So, 2019 is the year of the TURTLE.

Turtle crossing Lakeview West.

Many of you know I grew up at Clark Lake. I love turtles, well almost all of them.

I now live in Virginia and I still respect turtles. I am in the real estate business.  As I was on the road to check out one of our properties, there was a turtle in the road. I swerved, but the car following me did not.  I heard a sickening crunch. I was devastated.  Days later I encountered two more. I stopped and moved them to the woods with a stick.  Days later, another.

Clark Lake—what a wonderful place to grow up, and now a great place to live.  It’s a rare day that I don’t think about and recall memories of the lake.

Belcher garage and cottage from driveway, looking toward lake

Turtles at Clark Lake were fun, most of the time.

Beckey & Angela Ligibel, Brandi Zak on the Ligibel dock in 2014
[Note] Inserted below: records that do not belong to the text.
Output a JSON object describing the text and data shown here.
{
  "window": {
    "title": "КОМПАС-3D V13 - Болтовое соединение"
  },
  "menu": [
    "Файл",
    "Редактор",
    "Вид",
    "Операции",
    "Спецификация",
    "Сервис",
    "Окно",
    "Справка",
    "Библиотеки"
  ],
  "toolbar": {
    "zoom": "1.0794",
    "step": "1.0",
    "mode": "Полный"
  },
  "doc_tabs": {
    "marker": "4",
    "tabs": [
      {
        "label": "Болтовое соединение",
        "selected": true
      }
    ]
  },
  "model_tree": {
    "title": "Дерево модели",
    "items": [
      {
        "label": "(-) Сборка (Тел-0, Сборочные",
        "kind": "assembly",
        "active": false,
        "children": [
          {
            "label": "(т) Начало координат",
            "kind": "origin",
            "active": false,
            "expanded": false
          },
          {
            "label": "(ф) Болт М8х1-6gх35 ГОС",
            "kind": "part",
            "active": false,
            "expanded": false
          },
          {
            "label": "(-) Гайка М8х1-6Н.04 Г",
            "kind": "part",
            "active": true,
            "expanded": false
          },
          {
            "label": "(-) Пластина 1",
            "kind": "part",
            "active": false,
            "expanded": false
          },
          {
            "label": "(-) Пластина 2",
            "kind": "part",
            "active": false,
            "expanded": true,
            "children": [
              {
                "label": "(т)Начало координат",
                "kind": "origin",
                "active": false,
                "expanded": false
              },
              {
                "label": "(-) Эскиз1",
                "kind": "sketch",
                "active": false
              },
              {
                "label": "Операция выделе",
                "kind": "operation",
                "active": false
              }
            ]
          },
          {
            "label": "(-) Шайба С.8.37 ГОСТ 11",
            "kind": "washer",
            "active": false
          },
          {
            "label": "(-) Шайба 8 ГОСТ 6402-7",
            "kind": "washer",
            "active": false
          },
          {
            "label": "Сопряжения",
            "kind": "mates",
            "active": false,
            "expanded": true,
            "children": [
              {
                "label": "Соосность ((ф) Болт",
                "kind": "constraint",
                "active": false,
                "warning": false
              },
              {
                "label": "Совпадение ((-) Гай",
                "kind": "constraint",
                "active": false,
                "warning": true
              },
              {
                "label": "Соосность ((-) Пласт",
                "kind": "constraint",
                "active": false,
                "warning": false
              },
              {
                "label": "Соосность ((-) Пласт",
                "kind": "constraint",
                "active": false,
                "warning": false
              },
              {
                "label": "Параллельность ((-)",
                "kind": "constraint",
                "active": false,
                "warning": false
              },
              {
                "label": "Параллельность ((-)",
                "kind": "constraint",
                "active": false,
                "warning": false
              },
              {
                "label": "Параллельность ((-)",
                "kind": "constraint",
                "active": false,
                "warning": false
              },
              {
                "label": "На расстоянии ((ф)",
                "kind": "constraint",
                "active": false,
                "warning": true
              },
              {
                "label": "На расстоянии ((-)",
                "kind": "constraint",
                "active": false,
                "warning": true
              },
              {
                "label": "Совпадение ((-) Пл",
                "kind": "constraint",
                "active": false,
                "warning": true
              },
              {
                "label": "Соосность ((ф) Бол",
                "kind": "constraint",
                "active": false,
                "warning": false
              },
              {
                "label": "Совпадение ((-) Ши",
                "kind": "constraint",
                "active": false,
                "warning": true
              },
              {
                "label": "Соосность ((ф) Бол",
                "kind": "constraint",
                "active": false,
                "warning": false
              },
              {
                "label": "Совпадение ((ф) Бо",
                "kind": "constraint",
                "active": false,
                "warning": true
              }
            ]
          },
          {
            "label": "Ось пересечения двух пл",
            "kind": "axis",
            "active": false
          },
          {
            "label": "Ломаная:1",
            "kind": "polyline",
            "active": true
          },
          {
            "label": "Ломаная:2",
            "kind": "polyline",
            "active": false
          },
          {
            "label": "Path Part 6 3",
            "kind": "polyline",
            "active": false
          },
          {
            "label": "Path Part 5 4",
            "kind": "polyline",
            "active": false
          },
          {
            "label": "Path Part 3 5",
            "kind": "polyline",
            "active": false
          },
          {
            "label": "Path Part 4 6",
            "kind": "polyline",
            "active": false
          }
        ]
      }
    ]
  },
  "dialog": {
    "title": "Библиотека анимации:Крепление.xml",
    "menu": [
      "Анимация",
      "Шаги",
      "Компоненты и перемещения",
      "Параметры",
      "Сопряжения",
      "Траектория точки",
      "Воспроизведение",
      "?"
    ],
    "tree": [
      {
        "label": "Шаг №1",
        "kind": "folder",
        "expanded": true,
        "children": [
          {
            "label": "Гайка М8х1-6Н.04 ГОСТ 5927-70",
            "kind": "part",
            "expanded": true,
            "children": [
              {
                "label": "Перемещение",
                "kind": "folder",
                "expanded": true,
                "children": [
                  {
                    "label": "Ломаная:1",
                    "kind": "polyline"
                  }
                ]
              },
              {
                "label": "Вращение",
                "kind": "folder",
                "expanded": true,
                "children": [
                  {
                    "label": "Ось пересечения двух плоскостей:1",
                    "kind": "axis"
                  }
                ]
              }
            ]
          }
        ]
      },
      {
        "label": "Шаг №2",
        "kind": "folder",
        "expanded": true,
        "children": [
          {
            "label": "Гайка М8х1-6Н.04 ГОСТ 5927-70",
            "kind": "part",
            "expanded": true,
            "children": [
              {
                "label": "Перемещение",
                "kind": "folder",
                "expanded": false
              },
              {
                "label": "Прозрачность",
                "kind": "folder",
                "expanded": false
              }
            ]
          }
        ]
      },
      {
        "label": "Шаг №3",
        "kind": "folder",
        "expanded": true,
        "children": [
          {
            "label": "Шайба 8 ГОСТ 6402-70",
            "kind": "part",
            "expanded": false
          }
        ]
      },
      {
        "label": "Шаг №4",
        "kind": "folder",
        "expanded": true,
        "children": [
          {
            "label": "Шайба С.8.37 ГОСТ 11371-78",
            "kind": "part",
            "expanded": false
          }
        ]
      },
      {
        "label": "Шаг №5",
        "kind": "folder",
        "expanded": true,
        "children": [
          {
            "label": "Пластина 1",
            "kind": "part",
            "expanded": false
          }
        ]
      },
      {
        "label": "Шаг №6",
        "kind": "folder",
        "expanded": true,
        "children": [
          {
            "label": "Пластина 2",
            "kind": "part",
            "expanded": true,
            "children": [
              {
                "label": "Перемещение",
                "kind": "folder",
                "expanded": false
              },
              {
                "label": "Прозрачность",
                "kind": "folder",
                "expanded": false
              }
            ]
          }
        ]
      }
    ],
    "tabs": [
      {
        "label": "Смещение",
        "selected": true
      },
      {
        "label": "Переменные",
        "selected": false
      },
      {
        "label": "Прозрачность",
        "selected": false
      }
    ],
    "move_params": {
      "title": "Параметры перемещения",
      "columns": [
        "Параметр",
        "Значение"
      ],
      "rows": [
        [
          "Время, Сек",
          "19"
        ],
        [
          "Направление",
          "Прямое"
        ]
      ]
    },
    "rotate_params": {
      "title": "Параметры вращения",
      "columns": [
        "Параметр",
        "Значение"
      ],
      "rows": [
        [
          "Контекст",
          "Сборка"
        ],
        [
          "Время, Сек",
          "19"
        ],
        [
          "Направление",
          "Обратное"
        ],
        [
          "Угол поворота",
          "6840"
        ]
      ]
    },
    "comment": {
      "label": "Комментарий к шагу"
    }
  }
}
Our cottage was on the east side of Eagle Point.  South of us was “The Turtle Patch.”  Traveling in a boat from north to south to the turtle patch, the water became increasingly shallow.  Unsuspecting renters would be shocked when their motors hit bottom. Suddenly the motor would go from a steady growl to a roar. My brother, Rick, would wait for that moment, and rescue the now-stranded boater by repairing their shear pin.  The newcomer to the lake would gratefully pay him.

Watching turtles turned into catching them.  Next door, Ligibel’s dock had steps. Turtles would sun on them.  We would sneak up on them and grab them. Great fun.  When our hunt expanded to the turtle patch, you could see an armada of paddle boards (not like today’s versions) heading that way. 

Paddle boards came in different styles. Leutz’s had a red one with a tail that narrowed to a point. 

Photo of Leutz paddle board in August 1969.  Richard Swain and friend.

My Dad built one in the basement of our house in Toledo.  It was decorated with painted-on polka dots.

Rick Belcher,and his sister Amy, lift the new paddle board out of the basement window of their Elmhurst Road home in Toledo where their father, Ern, had built it.

 My friends and I spent many hours on our paddle boards.  Once I tried to barefoot off of it.  That’s another story, and not a good one.

Buzz Belcher and cousin Ted Ligibel

We would also go turtle hunting in a canoe.  That was more convenient.  It could hold our catch as we returned to the cottage.  Once there, we set up a race course on the front lawn to see which would be the fastest. We’d also mark them with fingernail polish and let them go.  That way we would know if we had caught them before.

Earlier I said that I love turtles, “almost all of them.”  Here’s how I learned about exceptions. I was at the Big Rock chasing a turtle. It was a rubber-back.  It turned on me.  If you are hunting turtles for fun, do not go after rubber-backs.  Their necks are long and flexible.  Their jaws are strong and razor-sharp.  They will bite you.  They will win!

Good and Safe Hunting to all present-day turtle hunters.

–Buzz Belcher (aka Ricky’s Lil Brother)

Other stories about turtles:

Greg Christman

George Hill tells how a swan and turtle met.  It did not go well for the swan.